By: Hodge /2011/02/28/an-alphabet-of-femininism-20-t-is-for-tea/#comment-917 Thu, 03 Mar 2011 20:41:17 +0000 In reply to Hodge.

Oh, and if I had to put a date on it, I’d say 1780s… it had definitely reduced in price substantially by the end of the c18th.

Bit gutted now that I didn’t talk about tea after the enlightenment, cos it’s clearly really interesting (witness all these points that are being raised) but i got so overexcited…

By: Hodge /2011/02/28/an-alphabet-of-femininism-20-t-is-for-tea/#comment-916 Thu, 03 Mar 2011 20:38:39 +0000 In reply to Miranda.

I wonder if you could make a sensible argument that coffee has rather overtaken tea as a class divider in modern times?

…It’s overpriced (while you can certainly get a ludicrously expensive cup of tea, it feels less justified when Starbucks shove you a cup with the teabag floating limply in some lukewarm water and then charge you two pounds, than it does when you’re getting a mochachocaexpressochino with whipped cream and sparkles);

it can be used to justify some lavish spending (‘I can’t drink instant – I must buy an expresso maker / cappuccino dispenser / imported luxury beans ( / whatever else forthwith!’ (you can tell I don’t drink coffee, can’t you?));

and, finally, its supposed Italian origins facilitate a high level of snobbery and sort of oh-so-cosmopolitan attitude in both the drinker and the advertiser (
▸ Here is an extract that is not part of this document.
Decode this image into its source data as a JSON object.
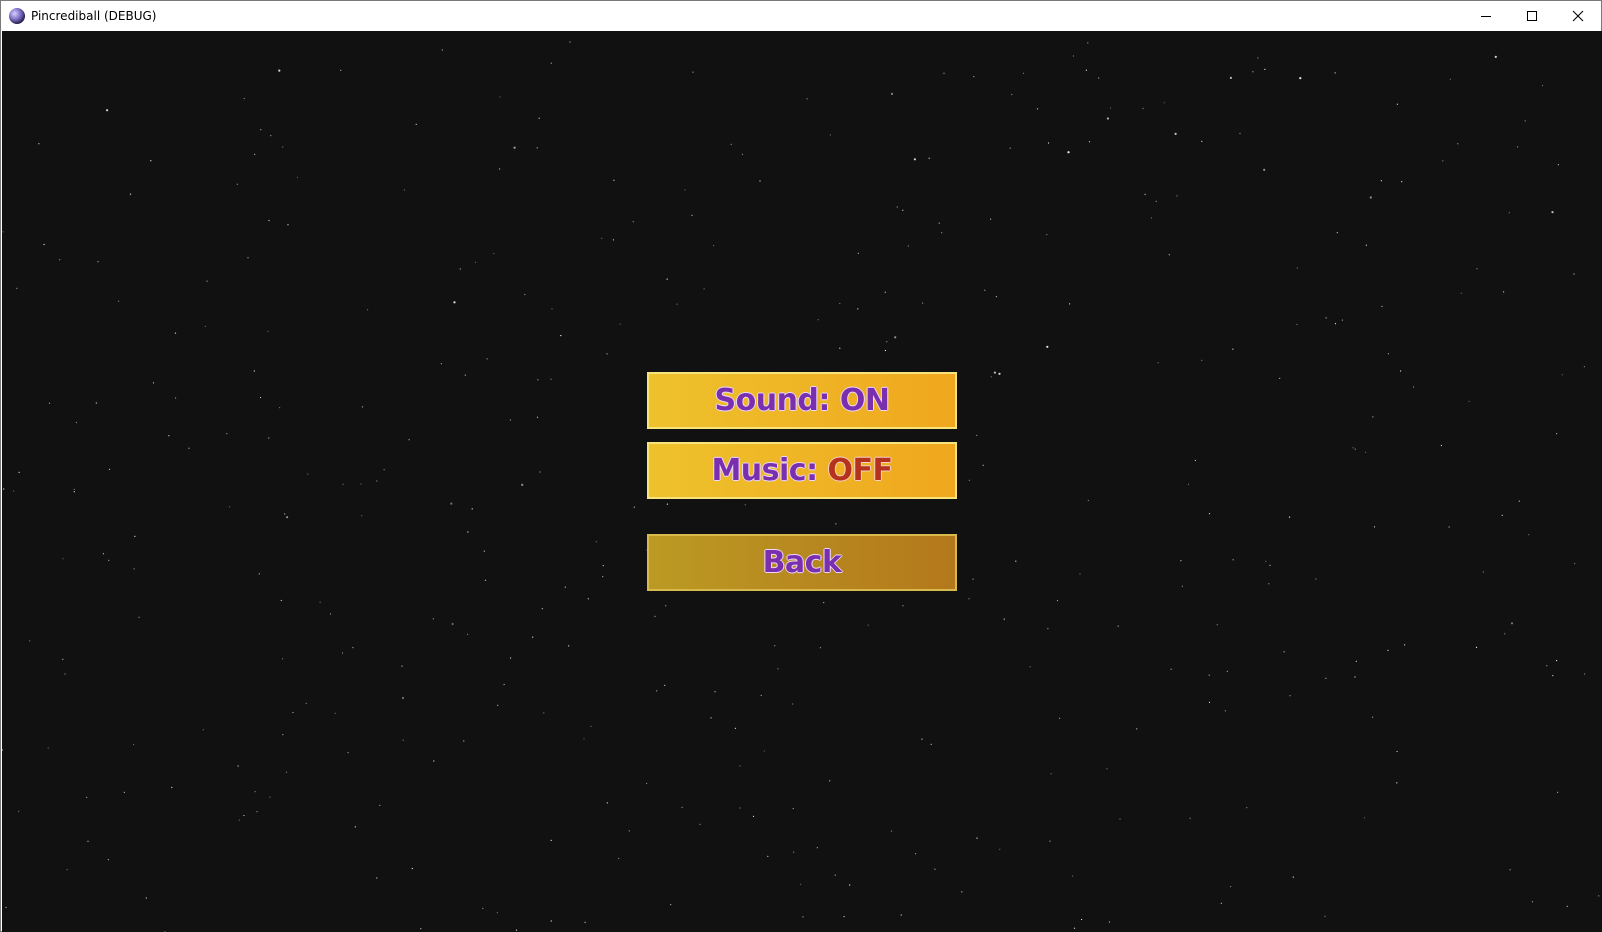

As opposed to this, you have the near-fabular significance of ‘PG Tips’ as a synonym for cheap tea, and, of course, ‘builders’ tea’, which has now become a recognised phrase (and a recognised way to order tea). I am also, bizarrely, reminded of Adrian Mole wondering why tramps ‘always ask for money for a cup of tea – don’t any of them drink coffee?’ As ridiculous (and funny) as that is, the idea of asking for a cup of tea seems to have acquired a kind of ‘basic comfort’ significance that coffee does not have.

I suspect that coffee’s rise in modern times began in the 80s (but have no idea why I think that), and that tea’s descent to ubiquity was a result, as you say, of pricing structures changing (something the slave trade probably helped…)

By: Hodge /2011/02/28/an-alphabet-of-femininism-20-t-is-for-tea/#comment-915 Thu, 03 Mar 2011 20:27:06 +0000 In reply to Pet Jeffery.

Ah, what I meant was, that if ‘civility’ is at its root to do with genteel roman businessmen down the forum, it rather undermines the idea of ‘civility’ as a feminine concept…

….although i agree that it’s often considered that politeness is what is owing to a ‘lady’.

By: Pet Jeffery /2011/02/28/an-alphabet-of-femininism-20-t-is-for-tea/#comment-914 Thu, 03 Mar 2011 18:33:24 +0000 In reply to Miranda.

You put in as much sugar as you like. Defy tea snobbery! Personally, I drink Yorkshire Tea.

By: Miranda /2011/02/28/an-alphabet-of-femininism-20-t-is-for-tea/#comment-913 Thu, 03 Mar 2011 12:30:43 +0000 In reply to Pet Jeffery.

Ah, so true. Markgraf’s Tea Snobbery is legendary. He is well schooled in the rigours of teattiquette! One of many reasons why we love him.

(I put sugar in jasmine tea LAST WEEK, no one tell him!)

By: Pet Jeffery /2011/02/28/an-alphabet-of-femininism-20-t-is-for-tea/#comment-912 Thu, 03 Mar 2011 11:35:48 +0000 I think that there should be a link from this post to Markgraf’s Horrible Tea Snobbery: